> Instructions to follow
Every record below should be printed exactly as given.

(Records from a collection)
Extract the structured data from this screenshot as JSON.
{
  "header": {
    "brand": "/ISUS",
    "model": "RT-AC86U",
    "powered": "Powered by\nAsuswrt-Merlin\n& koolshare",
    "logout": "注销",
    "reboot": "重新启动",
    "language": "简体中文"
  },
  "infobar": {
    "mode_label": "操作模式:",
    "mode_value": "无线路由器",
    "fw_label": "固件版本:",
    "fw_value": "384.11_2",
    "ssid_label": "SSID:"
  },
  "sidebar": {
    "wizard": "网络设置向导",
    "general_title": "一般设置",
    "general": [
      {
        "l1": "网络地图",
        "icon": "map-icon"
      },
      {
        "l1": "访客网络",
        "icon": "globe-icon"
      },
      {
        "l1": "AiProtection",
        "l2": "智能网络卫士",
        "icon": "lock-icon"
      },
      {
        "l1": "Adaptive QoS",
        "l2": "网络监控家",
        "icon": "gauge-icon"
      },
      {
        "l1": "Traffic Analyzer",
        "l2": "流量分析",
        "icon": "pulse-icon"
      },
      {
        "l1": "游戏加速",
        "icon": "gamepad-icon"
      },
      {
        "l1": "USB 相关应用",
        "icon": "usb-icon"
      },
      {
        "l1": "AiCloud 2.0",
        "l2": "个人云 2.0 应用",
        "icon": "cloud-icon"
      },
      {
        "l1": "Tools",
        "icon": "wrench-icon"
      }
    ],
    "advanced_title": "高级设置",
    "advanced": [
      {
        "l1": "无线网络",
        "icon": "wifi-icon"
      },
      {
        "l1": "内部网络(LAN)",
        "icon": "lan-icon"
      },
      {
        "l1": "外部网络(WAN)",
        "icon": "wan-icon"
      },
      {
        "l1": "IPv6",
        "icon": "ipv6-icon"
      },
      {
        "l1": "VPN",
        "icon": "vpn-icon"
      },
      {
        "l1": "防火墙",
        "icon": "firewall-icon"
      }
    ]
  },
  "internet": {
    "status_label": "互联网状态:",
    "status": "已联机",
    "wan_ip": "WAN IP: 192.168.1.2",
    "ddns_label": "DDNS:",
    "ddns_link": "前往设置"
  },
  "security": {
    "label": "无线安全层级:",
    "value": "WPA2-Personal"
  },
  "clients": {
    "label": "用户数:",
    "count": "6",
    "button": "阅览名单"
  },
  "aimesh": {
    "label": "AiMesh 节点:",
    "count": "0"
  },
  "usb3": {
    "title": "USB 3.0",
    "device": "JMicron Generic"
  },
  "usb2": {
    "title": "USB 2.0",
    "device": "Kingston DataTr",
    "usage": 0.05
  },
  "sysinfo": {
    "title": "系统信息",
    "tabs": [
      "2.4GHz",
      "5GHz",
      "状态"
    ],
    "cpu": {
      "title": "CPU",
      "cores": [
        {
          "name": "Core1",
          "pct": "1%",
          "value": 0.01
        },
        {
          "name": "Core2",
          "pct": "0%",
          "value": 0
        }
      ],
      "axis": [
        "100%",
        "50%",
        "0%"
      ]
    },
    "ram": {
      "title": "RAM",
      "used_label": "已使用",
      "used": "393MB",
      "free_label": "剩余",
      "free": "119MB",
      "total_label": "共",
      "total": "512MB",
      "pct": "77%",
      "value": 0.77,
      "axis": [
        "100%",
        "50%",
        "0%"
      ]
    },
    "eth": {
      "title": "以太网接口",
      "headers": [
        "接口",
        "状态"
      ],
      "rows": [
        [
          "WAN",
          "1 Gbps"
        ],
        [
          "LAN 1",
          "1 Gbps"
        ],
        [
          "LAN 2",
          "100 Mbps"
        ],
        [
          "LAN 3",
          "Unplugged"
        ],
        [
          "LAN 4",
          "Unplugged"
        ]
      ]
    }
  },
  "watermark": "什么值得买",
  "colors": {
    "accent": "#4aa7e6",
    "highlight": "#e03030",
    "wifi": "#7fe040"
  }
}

> Response below
Extract the structured data from this screenshot as JSON.
{
  "header": {
    "brand": "/ISUS",
    "model": "RT-AC86U",
    "powered": "Powered by\nAsuswrt-Merlin\n& koolshare",
    "logout": "注销",
    "reboot": "重新启动",
    "language": "简体中文"
  },
  "infobar": {
    "mode_label": "操作模式:",
    "mode_value": "无线路由器",
    "fw_label": "固件版本:",
    "fw_value": "384.11_2",
    "ssid_label": "SSID:"
  },
  "sidebar": {
    "wizard": "网络设置向导",
    "general_title": "一般设置",
    "general": [
      {
        "l1": "网络地图",
        "icon": "map-icon"
      },
      {
        "l1": "访客网络",
        "icon": "globe-icon"
      },
      {
        "l1": "AiProtection",
        "l2": "智能网络卫士",
        "icon": "lock-icon"
      },
      {
        "l1": "Adaptive QoS",
        "l2": "网络监控家",
        "icon": "gauge-icon"
      },
      {
        "l1": "Traffic Analyzer",
        "l2": "流量分析",
        "icon": "pulse-icon"
      },
      {
        "l1": "游戏加速",
        "icon": "gamepad-icon"
      },
      {
        "l1": "USB 相关应用",
        "icon": "usb-icon"
      },
      {
        "l1": "AiCloud 2.0",
        "l2": "个人云 2.0 应用",
        "icon": "cloud-icon"
      },
      {
        "l1": "Tools",
        "icon": "wrench-icon"
      }
    ],
    "advanced_title": "高级设置",
    "advanced": [
      {
        "l1": "无线网络",
        "icon": "wifi-icon"
      },
      {
        "l1": "内部网络(LAN)",
        "icon": "lan-icon"
      },
      {
        "l1": "外部网络(WAN)",
        "icon": "wan-icon"
      },
      {
        "l1": "IPv6",
        "icon": "ipv6-icon"
      },
      {
        "l1": "VPN",
        "icon": "vpn-icon"
      },
      {
        "l1": "防火墙",
        "icon": "firewall-icon"
      }
    ]
  },
  "internet": {
    "status_label": "互联网状态:",
    "status": "已联机",
    "wan_ip": "WAN IP: 192.168.1.2",
    "ddns_label": "DDNS:",
    "ddns_link": "前往设置"
  },
  "security": {
    "label": "无线安全层级:",
    "value": "WPA2-Personal"
  },
  "clients": {
    "label": "用户数:",
    "count": "6",
    "button": "阅览名单"
  },
  "aimesh": {
    "label": "AiMesh 节点:",
    "count": "0"
  },
  "usb3": {
    "title": "USB 3.0",
    "device": "JMicron Generic"
  },
  "usb2": {
    "title": "USB 2.0",
    "device": "Kingston DataTr",
    "usage": 0.05
  },
  "sysinfo": {
    "title": "系统信息",
    "tabs": [
      "2.4GHz",
      "5GHz",
      "状态"
    ],
    "cpu": {
      "title": "CPU",
      "cores": [
        {
          "name": "Core1",
          "pct": "1%",
          "value": 0.01
        },
        {
          "name": "Core2",
          "pct": "0%",
          "value": 0
        }
      ],
      "axis": [
        "100%",
        "50%",
        "0%"
      ]
    },
    "ram": {
      "title": "RAM",
      "used_label": "已使用",
      "used": "393MB",
      "free_label": "剩余",
      "free": "119MB",
      "total_label": "共",
      "total": "512MB",
      "pct": "77%",
      "value": 0.77,
      "axis": [
        "100%",
        "50%",
        "0%"
      ]
    },
    "eth": {
      "title": "以太网接口",
      "headers": [
        "接口",
        "状态"
      ],
      "rows": [
        [
          "WAN",
          "1 Gbps"
        ],
        [
          "LAN 1",
          "1 Gbps"
        ],
        [
          "LAN 2",
          "100 Mbps"
        ],
        [
          "LAN 3",
          "Unplugged"
        ],
        [
          "LAN 4",
          "Unplugged"
        ]
      ]
    }
  },
  "watermark": "什么值得买",
  "colors": {
    "accent": "#4aa7e6",
    "highlight": "#e03030",
    "wifi": "#7fe040"
  }
}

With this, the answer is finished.